Analysts were not as confident about reaching to Fed’s inflation goal. Instead, the said that in response to tax cuts, the labor market could exceed full employment and lead to higher wages and surging inflation.

A minority of FOMC members said that inflation could fall short of the Fed’s goal as retailers would compete by lowering prices.

Existing Home Sales Drop in January

According to the National Association of Realtors®, sales of previously-owned homes dipped from a seasonally-adjusted annual rate of 5.56 million sales to 5.38 million sales in January. This reading was the lowest in more than three years; it could indicate that the shortage of homes for sale has reached critical mass.

Months of short supplies of homes for sale have caused rapidly rising home prices, buyer competition and fewer choices of homes for would-be buyers.
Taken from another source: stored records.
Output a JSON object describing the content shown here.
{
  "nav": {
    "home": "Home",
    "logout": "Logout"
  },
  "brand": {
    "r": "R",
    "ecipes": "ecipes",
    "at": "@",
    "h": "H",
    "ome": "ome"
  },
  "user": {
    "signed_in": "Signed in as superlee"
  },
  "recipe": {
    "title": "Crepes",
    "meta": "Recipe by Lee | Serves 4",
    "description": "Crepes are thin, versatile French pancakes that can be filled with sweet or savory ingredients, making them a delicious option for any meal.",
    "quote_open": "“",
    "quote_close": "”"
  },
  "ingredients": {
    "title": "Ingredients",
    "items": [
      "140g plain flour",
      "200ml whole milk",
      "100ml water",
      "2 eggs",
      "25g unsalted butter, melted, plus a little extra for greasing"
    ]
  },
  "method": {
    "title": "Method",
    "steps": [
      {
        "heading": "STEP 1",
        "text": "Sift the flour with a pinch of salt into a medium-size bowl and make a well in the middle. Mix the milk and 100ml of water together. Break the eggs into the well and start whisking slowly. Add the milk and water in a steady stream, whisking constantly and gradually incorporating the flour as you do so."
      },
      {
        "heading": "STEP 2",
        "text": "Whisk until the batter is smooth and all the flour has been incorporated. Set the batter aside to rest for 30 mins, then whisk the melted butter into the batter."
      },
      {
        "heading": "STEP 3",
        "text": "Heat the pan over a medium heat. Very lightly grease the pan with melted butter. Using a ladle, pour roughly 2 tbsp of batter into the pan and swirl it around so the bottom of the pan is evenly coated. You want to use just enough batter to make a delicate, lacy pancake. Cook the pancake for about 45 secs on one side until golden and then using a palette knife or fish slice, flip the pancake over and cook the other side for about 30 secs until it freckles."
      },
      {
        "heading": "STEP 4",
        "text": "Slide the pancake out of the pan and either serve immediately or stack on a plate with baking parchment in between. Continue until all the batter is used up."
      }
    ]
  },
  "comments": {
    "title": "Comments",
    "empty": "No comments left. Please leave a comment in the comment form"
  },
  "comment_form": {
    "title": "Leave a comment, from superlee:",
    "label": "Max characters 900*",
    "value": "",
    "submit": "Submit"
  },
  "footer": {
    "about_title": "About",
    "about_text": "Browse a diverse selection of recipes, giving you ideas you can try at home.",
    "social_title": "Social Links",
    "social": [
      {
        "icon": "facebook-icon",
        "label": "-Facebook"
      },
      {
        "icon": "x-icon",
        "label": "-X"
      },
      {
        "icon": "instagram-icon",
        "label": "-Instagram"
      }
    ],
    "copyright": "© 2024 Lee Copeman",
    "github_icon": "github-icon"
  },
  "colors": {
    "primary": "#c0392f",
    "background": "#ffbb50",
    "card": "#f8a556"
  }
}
Real estate pros have repeatedly said the only solution to shortages of available homes is that builders must build more homes but increasing materials costs and labor shortages have caused construction pace to lag demand for homes. Affordability continued to weigh on moderate-income and first-time buyers.

Mortgage Rates Rise for 7th Consecutive Week

Freddie Mac reported higher mortgage rates on average last week. The average rate for a 30-year fixed rate mortgage was two basis points higher at 4.40 percent; rates for a 15-year fixed rate mortgage averaged one basis point higher at 3.85 percent. The average rate for a 5/1 adjustable rate mortgage was two basis points higher at 3.65 percent.

New jobless claims dropped by 7000 first-time claims and regained a 45-year low. 222,000 new claims were filed last week as compared to expectations of 229,000 new claims and 230,000 new claims filed the prior week. Real estate pros and analysts cite strong labor markets as driving housing markets and high demand for homes. Workers with job security and options for advancement in their careers are more likely to consider investing in a home than paying rising rents.

Whats Ahead

This week’s scheduled economic releases include Case-Shiller Home Price Indices, readings on new and pending home sales and construction spending. Weekly readings on mortgage rates and new jobless claims will be released along with a report on consumer sentiment.